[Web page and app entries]
▬▬▬▬▬▬

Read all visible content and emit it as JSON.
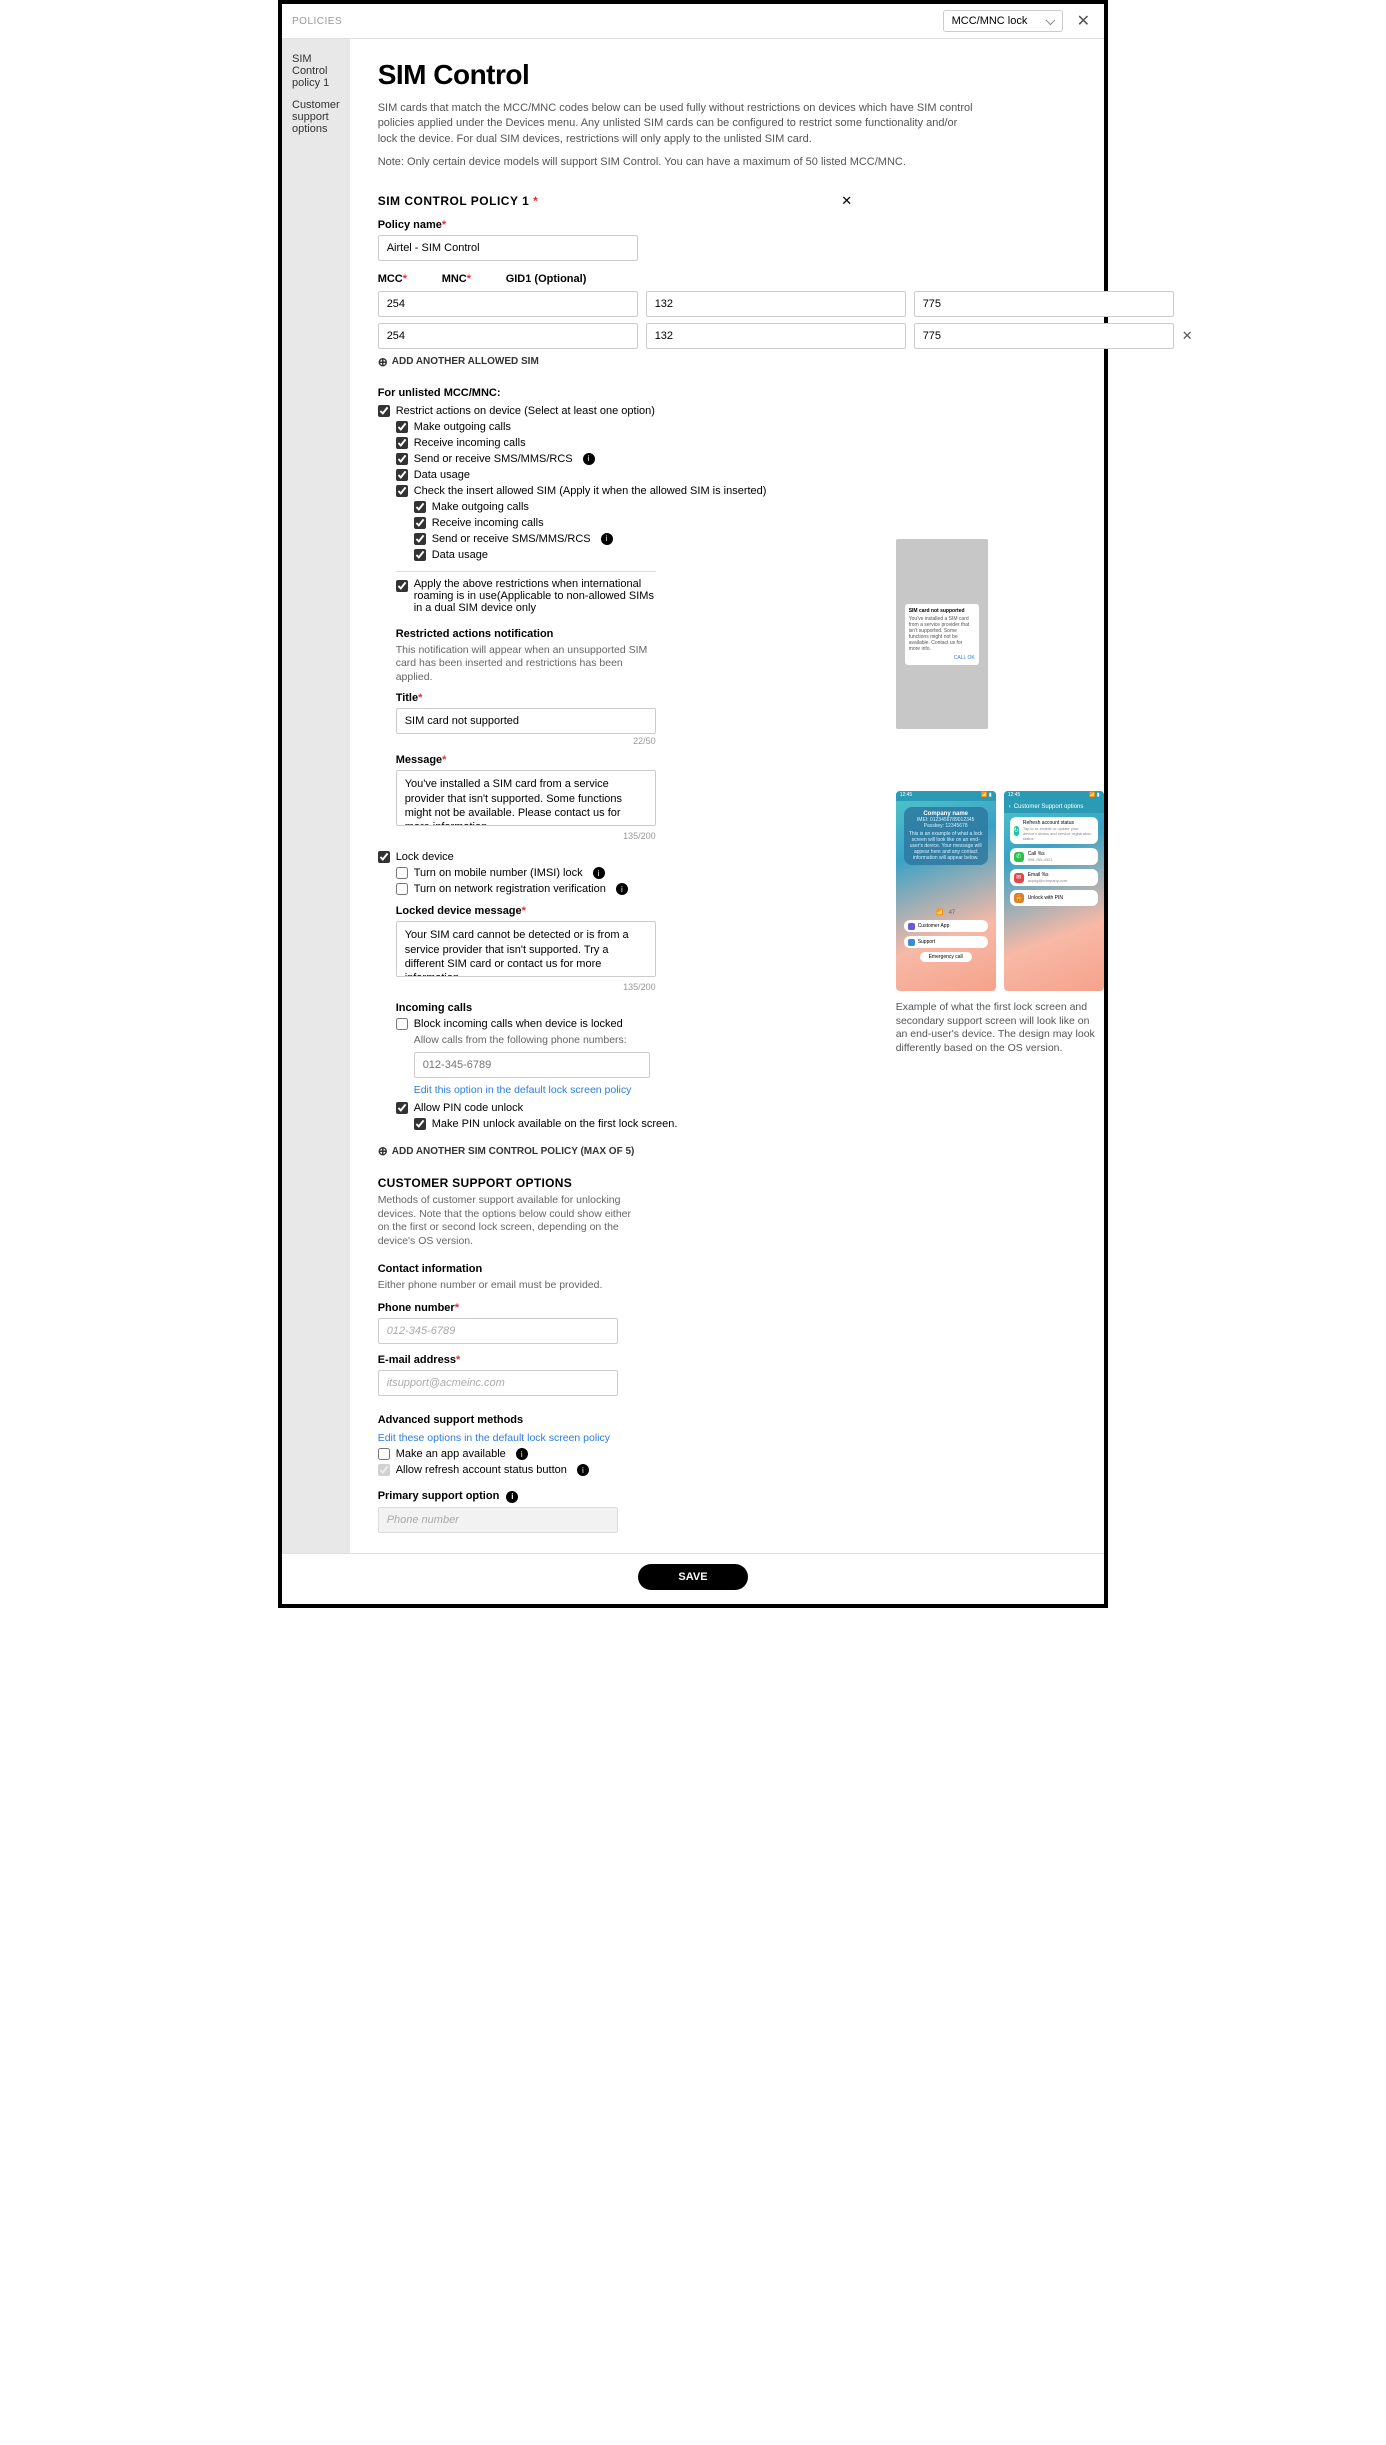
{
  "header": {
    "breadcrumb": "POLICIES",
    "dropdown_value": "MCC/MNC lock"
  },
  "sidebar": {
    "items": [
      "SIM Control policy 1",
      "Customer support options"
    ]
  },
  "page": {
    "title": "SIM Control",
    "intro1": "SIM cards that match the MCC/MNC codes below can be used fully without restrictions on devices which have SIM control policies applied under the Devices menu. Any unlisted SIM cards can be configured to restrict some functionality and/or lock the device. For dual SIM devices, restrictions will only apply to the unlisted SIM card.",
    "intro2": "Note: Only certain device models will support SIM Control. You can have a maximum of 50 listed MCC/MNC."
  },
  "policy": {
    "section_title": "SIM CONTROL POLICY 1",
    "name_label": "Policy name",
    "name_value": "Airtel - SIM Control",
    "cols": {
      "mcc": "MCC",
      "mnc": "MNC",
      "gid": "GID1 (Optional)"
    },
    "rows": [
      {
        "mcc": "254",
        "mnc": "132",
        "gid": "775"
      },
      {
        "mcc": "254",
        "mnc": "132",
        "gid": "775"
      }
    ],
    "add_sim": "ADD ANOTHER ALLOWED SIM"
  },
  "unlisted": {
    "heading": "For unlisted MCC/MNC:",
    "restrict_label": "Restrict actions on device (Select at least one option)",
    "actions": {
      "outgoing": "Make outgoing calls",
      "incoming": "Receive incoming calls",
      "sms": "Send or receive SMS/MMS/RCS",
      "data": "Data usage",
      "check_insert": "Check the insert allowed SIM (Apply it when the allowed SIM is inserted)"
    },
    "roaming": "Apply the above restrictions when international roaming is in use(Applicable to non-allowed SIMs in a dual SIM device only"
  },
  "restricted_notif": {
    "heading": "Restricted actions notification",
    "sub": "This notification will appear when an unsupported SIM card has been inserted and restrictions has been applied.",
    "title_label": "Title",
    "title_value": "SIM card not supported",
    "title_counter": "22/50",
    "msg_label": "Message",
    "msg_value": "You've installed a SIM card from a service provider that isn't supported. Some functions might not be available. Please contact us for more information.",
    "msg_counter": "135/200"
  },
  "lock": {
    "label": "Lock device",
    "imsi": "Turn on mobile number (IMSI) lock",
    "net_reg": "Turn on network registration verification",
    "locked_msg_label": "Locked device message",
    "locked_msg_value": "Your SIM card cannot be detected or is from a service provider that isn't supported. Try a different SIM card or contact us for more information.",
    "locked_counter": "135/200"
  },
  "incoming": {
    "heading": "Incoming calls",
    "block": "Block incoming calls when device is locked",
    "allow_from": "Allow calls from the following phone numbers:",
    "placeholder": "012-345-6789",
    "edit_link": "Edit this option in the default lock screen policy",
    "allow_pin": "Allow PIN code unlock",
    "make_pin": "Make PIN unlock available on the first lock screen."
  },
  "add_policy": "ADD ANOTHER SIM CONTROL POLICY  (MAX OF 5)",
  "cs": {
    "heading": "CUSTOMER SUPPORT OPTIONS",
    "sub": "Methods of customer support available for unlocking devices. Note that the options below could show either on the first or second lock screen, depending on the device's OS version.",
    "contact_heading": "Contact information",
    "contact_sub": "Either phone number or email must be provided.",
    "phone_label": "Phone number",
    "phone_placeholder": "012-345-6789",
    "email_label": "E-mail address",
    "email_placeholder": "itsupport@acmeinc.com",
    "adv_heading": "Advanced support methods",
    "adv_link": "Edit these options in the default lock screen policy",
    "make_app": "Make an app available",
    "refresh": "Allow refresh account status button",
    "primary_label": "Primary support option",
    "primary_value": "Phone number"
  },
  "preview_notif": {
    "title": "SIM card not supported",
    "body": "You've installed a SIM card from a service provider that isn't supported. Some functions might not be available. Contact us for more info.",
    "footer": "CALL    OK"
  },
  "phones_caption": "Example of what the first lock screen and secondary support screen will look like on an end-user's device. The design may look differently based on the OS version.",
  "phone1": {
    "company": "Company name",
    "imei": "IMEI: 0123456789012345",
    "passkey": "Passkey: 12345678",
    "msg": "This is an example of what a lock screen will look like on an end-user's device. Your message will appear here and any contact information will appear below.",
    "pill1": "Customer App",
    "pill2": "Support",
    "emergency": "Emergency call"
  },
  "phone2": {
    "title": "Customer Support options",
    "opts": [
      {
        "label": "Refresh account status",
        "sub": "Tap to re-enable or update your device's status and service registration status"
      },
      {
        "label": "Call %s",
        "sub": "098-765-4321"
      },
      {
        "label": "Email %s",
        "sub": "acpsg@company.com"
      },
      {
        "label": "Unlock with PIN",
        "sub": ""
      }
    ]
  },
  "footer": {
    "save": "SAVE"
  }
}
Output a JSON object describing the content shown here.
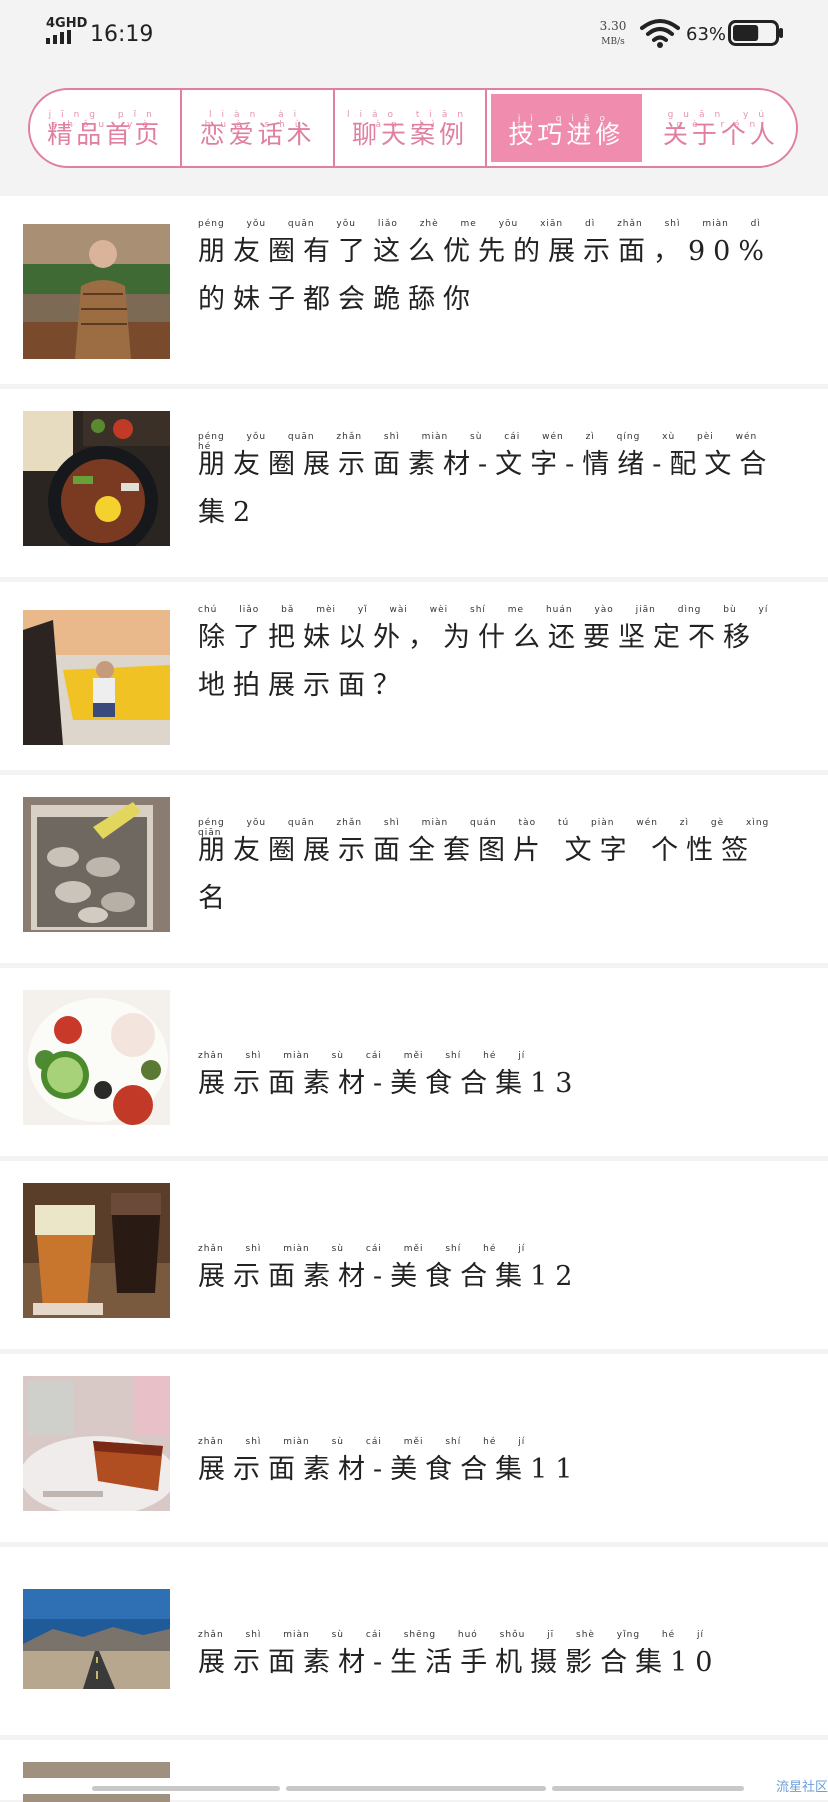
{
  "status_bar": {
    "network": "4GHD",
    "time": "16:19",
    "speed_value": "3.30",
    "speed_unit": "MB/s",
    "battery_pct": "63%",
    "battery_level": 0.63
  },
  "tabs": [
    {
      "label": "精品首页",
      "pinyin": "jīng pǐn shǒu yè",
      "active": false
    },
    {
      "label": "恋爱话术",
      "pinyin": "liàn ài huà shù",
      "active": false
    },
    {
      "label": "聊天案例",
      "pinyin": "liáo tiān àn lì",
      "active": false
    },
    {
      "label": "技巧进修",
      "pinyin": "jì qiǎo jìn xiū",
      "active": true
    },
    {
      "label": "关于个人",
      "pinyin": "guān yú gè rén",
      "active": false
    }
  ],
  "articles": [
    {
      "title": "朋友圈有了这么优先的展示面，90%的妹子都会跪舔你",
      "pinyin": "péng yǒu quān yǒu liǎo zhè me yōu xiān dì zhǎn shì miàn dì"
    },
    {
      "title": "朋友圈展示面素材-文字-情绪-配文合集2",
      "pinyin": "péng yǒu quān zhǎn shì miàn sù cái wén zì qíng xù pèi wén hé"
    },
    {
      "title": "除了把妹以外，为什么还要坚定不移地拍展示面？",
      "pinyin": "chú liǎo bǎ mèi yǐ wài wèi shí me huán yào jiān dìng bù yí"
    },
    {
      "title": "朋友圈展示面全套图片 文字 个性签名",
      "pinyin": "péng yǒu quān zhǎn shì miàn quán tào tú piàn wén zì gè xìng qiān"
    },
    {
      "title": "展示面素材-美食合集13",
      "pinyin": "zhǎn shì miàn sù cái měi shí hé jí"
    },
    {
      "title": "展示面素材-美食合集12",
      "pinyin": "zhǎn shì miàn sù cái měi shí hé jí"
    },
    {
      "title": "展示面素材-美食合集11",
      "pinyin": "zhǎn shì miàn sù cái měi shí hé jí"
    },
    {
      "title": "展示面素材-生活手机摄影合集10",
      "pinyin": "zhǎn shì miàn sù cái shēng huó shǒu jī shè yǐng hé jí"
    }
  ],
  "watermark": "流星社区",
  "colors": {
    "accent": "#f08cad",
    "accent_border": "#e07fa0",
    "background": "#f3f3f3"
  }
}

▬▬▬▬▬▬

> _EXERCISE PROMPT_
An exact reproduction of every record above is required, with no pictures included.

> _EXERCISE SOLUTION_
Read all visible content and emit it as JSON.
{
  "header": {
    "breadcrumb": "POLICIES",
    "dropdown_value": "MCC/MNC lock"
  },
  "sidebar": {
    "items": [
      "SIM Control policy 1",
      "Customer support options"
    ]
  },
  "page": {
    "title": "SIM Control",
    "intro1": "SIM cards that match the MCC/MNC codes below can be used fully without restrictions on devices which have SIM control policies applied under the Devices menu. Any unlisted SIM cards can be configured to restrict some functionality and/or lock the device. For dual SIM devices, restrictions will only apply to the unlisted SIM card.",
    "intro2": "Note: Only certain device models will support SIM Control. You can have a maximum of 50 listed MCC/MNC."
  },
  "policy": {
    "section_title": "SIM CONTROL POLICY 1",
    "name_label": "Policy name",
    "name_value": "Airtel - SIM Control",
    "cols": {
      "mcc": "MCC",
      "mnc": "MNC",
      "gid": "GID1 (Optional)"
    },
    "rows": [
      {
        "mcc": "254",
        "mnc": "132",
        "gid": "775"
      },
      {
        "mcc": "254",
        "mnc": "132",
        "gid": "775"
      }
    ],
    "add_sim": "ADD ANOTHER ALLOWED SIM"
  },
  "unlisted": {
    "heading": "For unlisted MCC/MNC:",
    "restrict_label": "Restrict actions on device (Select at least one option)",
    "actions": {
      "outgoing": "Make outgoing calls",
      "incoming": "Receive incoming calls",
      "sms": "Send or receive SMS/MMS/RCS",
      "data": "Data usage",
      "check_insert": "Check the insert allowed SIM (Apply it when the allowed SIM is inserted)"
    },
    "roaming": "Apply the above restrictions when international roaming is in use(Applicable to non-allowed SIMs in a dual SIM device only"
  },
  "restricted_notif": {
    "heading": "Restricted actions notification",
    "sub": "This notification will appear when an unsupported SIM card has been inserted and restrictions has been applied.",
    "title_label": "Title",
    "title_value": "SIM card not supported",
    "title_counter": "22/50",
    "msg_label": "Message",
    "msg_value": "You've installed a SIM card from a service provider that isn't supported. Some functions might not be available. Please contact us for more information.",
    "msg_counter": "135/200"
  },
  "lock": {
    "label": "Lock device",
    "imsi": "Turn on mobile number (IMSI) lock",
    "net_reg": "Turn on network registration verification",
    "locked_msg_label": "Locked device message",
    "locked_msg_value": "Your SIM card cannot be detected or is from a service provider that isn't supported. Try a different SIM card or contact us for more information.",
    "locked_counter": "135/200"
  },
  "incoming": {
    "heading": "Incoming calls",
    "block": "Block incoming calls when device is locked",
    "allow_from": "Allow calls from the following phone numbers:",
    "placeholder": "012-345-6789",
    "edit_link": "Edit this option in the default lock screen policy",
    "allow_pin": "Allow PIN code unlock",
    "make_pin": "Make PIN unlock available on the first lock screen."
  },
  "add_policy": "ADD ANOTHER SIM CONTROL POLICY  (MAX OF 5)",
  "cs": {
    "heading": "CUSTOMER SUPPORT OPTIONS",
    "sub": "Methods of customer support available for unlocking devices. Note that the options below could show either on the first or second lock screen, depending on the device's OS version.",
    "contact_heading": "Contact information",
    "contact_sub": "Either phone number or email must be provided.",
    "phone_label": "Phone number",
    "phone_placeholder": "012-345-6789",
    "email_label": "E-mail address",
    "email_placeholder": "itsupport@acmeinc.com",
    "adv_heading": "Advanced support methods",
    "adv_link": "Edit these options in the default lock screen policy",
    "make_app": "Make an app available",
    "refresh": "Allow refresh account status button",
    "primary_label": "Primary support option",
    "primary_value": "Phone number"
  },
  "preview_notif": {
    "title": "SIM card not supported",
    "body": "You've installed a SIM card from a service provider that isn't supported. Some functions might not be available. Contact us for more info.",
    "footer": "CALL    OK"
  },
  "phones_caption": "Example of what the first lock screen and secondary support screen will look like on an end-user's device. The design may look differently based on the OS version.",
  "phone1": {
    "company": "Company name",
    "imei": "IMEI: 0123456789012345",
    "passkey": "Passkey: 12345678",
    "msg": "This is an example of what a lock screen will look like on an end-user's device. Your message will appear here and any contact information will appear below.",
    "pill1": "Customer App",
    "pill2": "Support",
    "emergency": "Emergency call"
  },
  "phone2": {
    "title": "Customer Support options",
    "opts": [
      {
        "label": "Refresh account status",
        "sub": "Tap to re-enable or update your device's status and service registration status"
      },
      {
        "label": "Call %s",
        "sub": "098-765-4321"
      },
      {
        "label": "Email %s",
        "sub": "acpsg@company.com"
      },
      {
        "label": "Unlock with PIN",
        "sub": ""
      }
    ]
  },
  "footer": {
    "save": "SAVE"
  }
}
Output a JSON object describing the content shown here.
{
  "status_bar": {
    "network": "4GHD",
    "time": "16:19",
    "speed_value": "3.30",
    "speed_unit": "MB/s",
    "battery_pct": "63%",
    "battery_level": 0.63
  },
  "tabs": [
    {
      "label": "精品首页",
      "pinyin": "jīng pǐn shǒu yè",
      "active": false
    },
    {
      "label": "恋爱话术",
      "pinyin": "liàn ài huà shù",
      "active": false
    },
    {
      "label": "聊天案例",
      "pinyin": "liáo tiān àn lì",
      "active": false
    },
    {
      "label": "技巧进修",
      "pinyin": "jì qiǎo jìn xiū",
      "active": true
    },
    {
      "label": "关于个人",
      "pinyin": "guān yú gè rén",
      "active": false
    }
  ],
  "articles": [
    {
      "title": "朋友圈有了这么优先的展示面，90%的妹子都会跪舔你",
      "pinyin": "péng yǒu quān yǒu liǎo zhè me yōu xiān dì zhǎn shì miàn dì"
    },
    {
      "title": "朋友圈展示面素材-文字-情绪-配文合集2",
      "pinyin": "péng yǒu quān zhǎn shì miàn sù cái wén zì qíng xù pèi wén hé"
    },
    {
      "title": "除了把妹以外，为什么还要坚定不移地拍展示面？",
      "pinyin": "chú liǎo bǎ mèi yǐ wài wèi shí me huán yào jiān dìng bù yí"
    },
    {
      "title": "朋友圈展示面全套图片 文字 个性签名",
      "pinyin": "péng yǒu quān zhǎn shì miàn quán tào tú piàn wén zì gè xìng qiān"
    },
    {
      "title": "展示面素材-美食合集13",
      "pinyin": "zhǎn shì miàn sù cái měi shí hé jí"
    },
    {
      "title": "展示面素材-美食合集12",
      "pinyin": "zhǎn shì miàn sù cái měi shí hé jí"
    },
    {
      "title": "展示面素材-美食合集11",
      "pinyin": "zhǎn shì miàn sù cái měi shí hé jí"
    },
    {
      "title": "展示面素材-生活手机摄影合集10",
      "pinyin": "zhǎn shì miàn sù cái shēng huó shǒu jī shè yǐng hé jí"
    }
  ],
  "watermark": "流星社区",
  "colors": {
    "accent": "#f08cad",
    "accent_border": "#e07fa0",
    "background": "#f3f3f3"
  }
}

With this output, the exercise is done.